Atrios sort of echoes Schwartz which is why I don't like "ultras," and Firebaggers who believe Obama's health care reform was a sell out or that Obama just bailed out the banks.

Lizza writes:
He offered the President four illustrative stimulus plans: $550 billion, $665 billion, $810 billion, and $890 billion. Obama was never offered the option of a stimulus package commensurate with the size of the hole in the economy––known by economists as the “output gap”––which was estimated at two trillion dollars during 2009 and 2010. Summers advised the President that a larger stimulus could actually make things worse. “An excessive recovery package could spook markets or the public and be counterproductive,” he wrote, and added that none of his recommendations “returns the unemployment rate to its normal, pre-recession level. To accomplish a more significant reduction in the output gap would require stimulus of well over $1 trillion based on purely mechanical assumptions—which would likely not accomplish the goal because of the impact it would have on markets.”
Paul Krugman, a Times columnist and a Nobel Prize-winning economist who persistently supported a larger stimulus, told me that Summers’s assertion about market fears was a “bang my head on the table” argument. “He’s invoking the invisible bond vigilantes, basically saying that investors would be scared and drive up interest rates. That’s a major economic misjudgment.” Since the beginning of the crisis, the U.S. has borrowed more than five trillion dollars, and the interest rate on the ten-year Treasury bills is under two per cent. The markets that Summers warned Obama about have been calm.
Summers also presumed that the Administration could go back to Congress for more. "It is easier to add down the road to insufficient fiscal stimulus than to subtract from excessive fiscal stimulus," he wrote. Obama accepted the advice. This view—that Congress would serve as a partner to a popular new President trying to repair the economy—proved to be wrong.
At a meeting in Chicago on December 16th to discuss the memo, Obama did not push for a stimulus larger than what Summers recommended. Instead, he pressed his advisers to include an inspiring "moon shot" initiative, such as building a national "smart grid”—a high-voltage transmission system sometimes known as the “electricity superhighway,” which would make America’s power supply much more efficient and reliable. Obama, still thinking that he could be a director of change, was looking for something bold and iconic—his version of the Hoover Dam—but Romer and others finally had a “frank” conversation with him, explaining that big initiatives for the stimulus were not feasible. They would cost too much, and not do enough good in the short term. The most effective ideas were less sexy, such as sending hundreds of millions of dollars to the dozens of states that were struggling with budget crises of their own.
Lizza seems to be saying the facts showed that Krugman was right. These inside reportage tend to give a better view of Obama. He wanted a "moon shot" or to nationalize Citibank.

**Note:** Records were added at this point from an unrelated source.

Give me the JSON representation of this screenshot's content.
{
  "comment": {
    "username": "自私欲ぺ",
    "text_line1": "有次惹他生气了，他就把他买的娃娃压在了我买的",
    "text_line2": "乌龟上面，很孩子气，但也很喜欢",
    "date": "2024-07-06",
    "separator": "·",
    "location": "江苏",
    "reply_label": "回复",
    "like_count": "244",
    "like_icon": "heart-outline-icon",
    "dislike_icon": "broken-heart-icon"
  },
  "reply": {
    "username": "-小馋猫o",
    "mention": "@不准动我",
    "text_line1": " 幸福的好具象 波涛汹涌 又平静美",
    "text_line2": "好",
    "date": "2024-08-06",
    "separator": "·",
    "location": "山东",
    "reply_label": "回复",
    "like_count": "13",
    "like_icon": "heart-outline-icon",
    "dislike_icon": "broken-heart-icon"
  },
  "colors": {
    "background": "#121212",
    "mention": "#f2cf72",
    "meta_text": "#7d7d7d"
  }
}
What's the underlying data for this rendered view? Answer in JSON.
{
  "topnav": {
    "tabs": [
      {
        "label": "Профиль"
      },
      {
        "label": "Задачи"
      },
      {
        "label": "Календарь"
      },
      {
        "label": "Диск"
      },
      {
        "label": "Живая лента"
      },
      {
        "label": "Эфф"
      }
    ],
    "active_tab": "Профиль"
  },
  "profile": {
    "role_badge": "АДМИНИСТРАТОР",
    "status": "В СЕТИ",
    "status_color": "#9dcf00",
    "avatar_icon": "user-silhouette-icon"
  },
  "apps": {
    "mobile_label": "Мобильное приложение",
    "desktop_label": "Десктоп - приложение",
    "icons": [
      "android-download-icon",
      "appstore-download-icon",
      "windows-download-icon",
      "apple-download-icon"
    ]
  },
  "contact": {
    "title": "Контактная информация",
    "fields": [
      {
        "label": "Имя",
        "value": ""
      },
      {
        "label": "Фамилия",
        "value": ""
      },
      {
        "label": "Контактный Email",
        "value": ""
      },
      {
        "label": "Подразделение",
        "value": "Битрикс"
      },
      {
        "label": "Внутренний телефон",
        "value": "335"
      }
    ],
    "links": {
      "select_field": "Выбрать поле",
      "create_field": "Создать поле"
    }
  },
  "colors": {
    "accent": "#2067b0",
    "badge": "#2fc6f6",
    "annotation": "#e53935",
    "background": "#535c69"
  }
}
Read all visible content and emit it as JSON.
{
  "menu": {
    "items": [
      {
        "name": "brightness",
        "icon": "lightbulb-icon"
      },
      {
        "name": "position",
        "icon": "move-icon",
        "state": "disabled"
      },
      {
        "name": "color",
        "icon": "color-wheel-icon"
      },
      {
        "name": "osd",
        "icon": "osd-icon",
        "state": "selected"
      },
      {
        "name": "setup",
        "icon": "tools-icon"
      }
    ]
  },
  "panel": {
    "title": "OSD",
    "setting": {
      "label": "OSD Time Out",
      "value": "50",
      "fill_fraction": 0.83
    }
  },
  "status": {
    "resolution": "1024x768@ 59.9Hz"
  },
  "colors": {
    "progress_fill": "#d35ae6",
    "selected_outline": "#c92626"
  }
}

Obama should have done what the insouciant FDR when it came to going off the gold standard and blowing off his advisers who were horrified when he finally did it. Instead Obama listened to Summers, Orszag, and according to the memo to "Senior Federal Reserve" officials meaning probably Bernanke and Geithner. They warned that too big of a stimulus would "spook" the public.

In China they didn't worry about spooking the public, they just went ahead and did it.
Doug Henwood in SoCal
The Obama Memos by Ryan Lizza

Original December 2008 memo to President-elect Obama by Larry Summers

Summers and "Senior Federal Reserve Officials" (Bernanke and Geithner?) recommended that the stimulus not be too big or else it would "spook" the public. Obama's mistake was to listen to them.

However I'd cut Obama slack. In the midst of disaster I'd probably have kept those guys on since they were in the process of saving the economy.